Amazon Coins – The era of virtual coins begins here (?)


Imagine a world where you trade your dollars for virtual money. You keep a track of the conversion rates as you move from one site to the other. Imagine what it would be like when credit cards show you credit limits in terms of virtual money. And what if your credit card itself is virtual?

Back in 2005, Philip Rosedale, the founder and CEO of Second Life, gave an interesting interview . He said “The GNP of Second Life in September 2005 was L$906,361,808 or U.S.$3,596,674, based on the recent L/U.S. exchange rate”. Now the interesting idea there is L/US Exchange rate. The rates varied just like the conversion rates for real money.

For this same reason, when Amazon announced their “Amazon coins”, I was excited. Now obviously, with spending amazon coins also comes earning amazon coins, a free ride for app developers on Kindle. And of course the whole saga of tax revolt could soon follow.

Now if you take a step further, lets say iTunes starts to go down that path, with Apple coins and so does ebay. And if the rest of the “world” follows suit, you now have a “real” virtual world, with “developed” sites, “developing” sites and “under developed” sites. You could have virtual banks, which loan Amazon coins at a 0.9% APR and of course as you transact between sites, you could watch a daily ticker of conversion rates.

I guess I’m overthinking here. Maybe it’s an overdose of caffeine taking its effect. But Amazon coins do seem like a promising step towards a virtual economy.


Reading books – a new cost model


The news at Gizmodo today morning, got me thinking, why do I pay for books I don’t read beyond a few pages! The latest victim was, The Last Templars, by Raymond Khoury – a book which showed an amazing promise in the beginning, with its fast pace and history, but slowly managed to drag into religion and philosophy, making me drop it right then. I almost regretted buying it. It was Amazon 1-click that has emerged as the primary culprit for such impulse buys. It has also become a common dilemma around the globe, not just for ebooks, but printed copies as well. There are two problems that I see here – what do I do with a book that I do not wish to keep after reading, and what do I do, if I do not wish to read a book completely.

I was rather amused a few months back, when I was browsing through the books at the Paradies Shop in St. Louis Airport. I picked up a book and walked over to the counter to pay for it. At the end of the whole transaction, I was given a slip which said that I could return the book after reading, to any of the listed bookstores and get 50% money back. Read and Return , they called it. So when I read about Total BooX and their concept of pay-as-you-go, it did sound intriguing. Atleast it did prompt to jump into the band wagon, and register for updates. I must admit the screenshots look rather impressive. And with the statistics that have been put forth, I must say a person like my father who loves keeping track of things, he would jump on to such a opportunity. Now how much would a page cost? That’s something we will have to wait an watch.
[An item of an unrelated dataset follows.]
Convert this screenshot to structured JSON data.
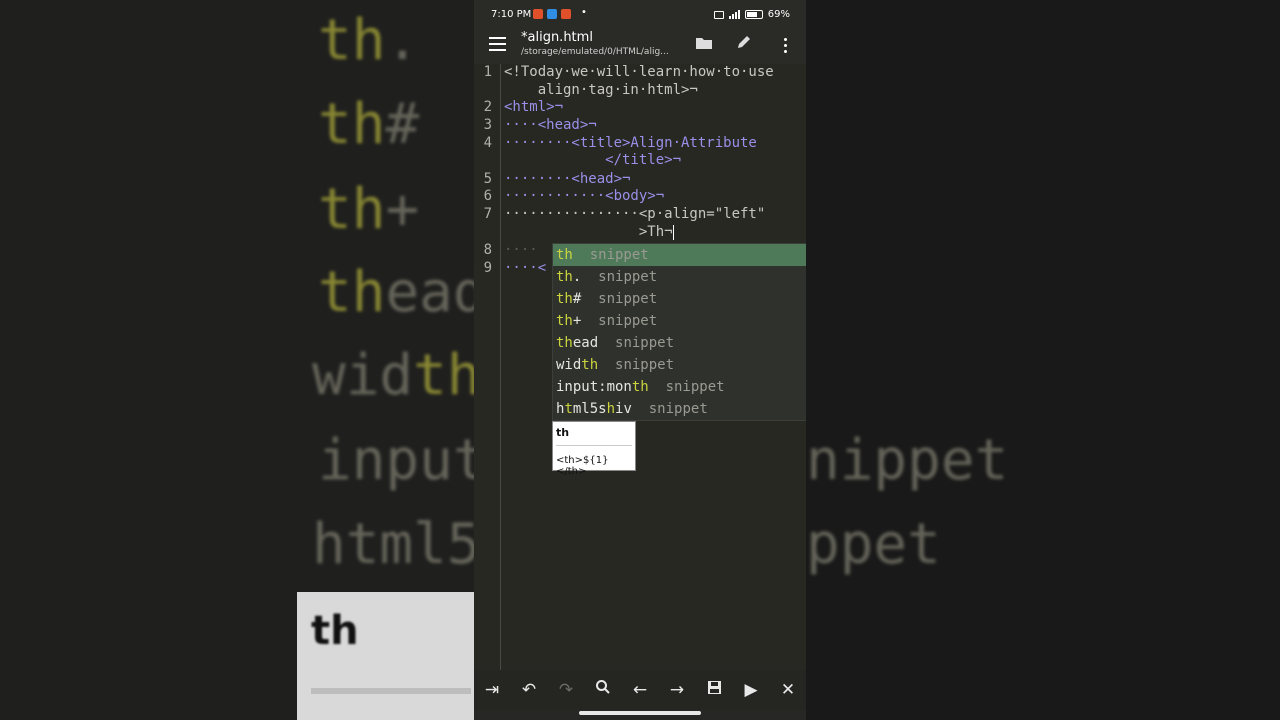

There is another school of thought, which advocates making eBooks free, with adwords and advertisements making up for the cost and any additional profit you expect out of it. Now finding the right balance for that would be an interesting economic problem.

Renting has been another aspect in the world of books. How can that be translated into eBooks, poses the other interesting challenge. Amazon lending Library has found quite an impressive success ever since the launch. But the fact that it is limited to kindle owners hinders its growth to an extend, although I’m sure one of these days it will make its way to the Kindle App as well. And then along came Overdrive , with an attempt to resurrect the ailing hard copy lending libraries. Its concepts such as waiting for a book to be available at the library, and automatically returning the books after the specified due date, has made it almost close to the lending library around the corner that we all are used to. But there is certainly room for growth and innovations. Combining the concepts of Collaborative Consumption along with the revolution of the social media, peer-to-peer lending of ebooks is still an untapped avenue.

Let me know what you guys think.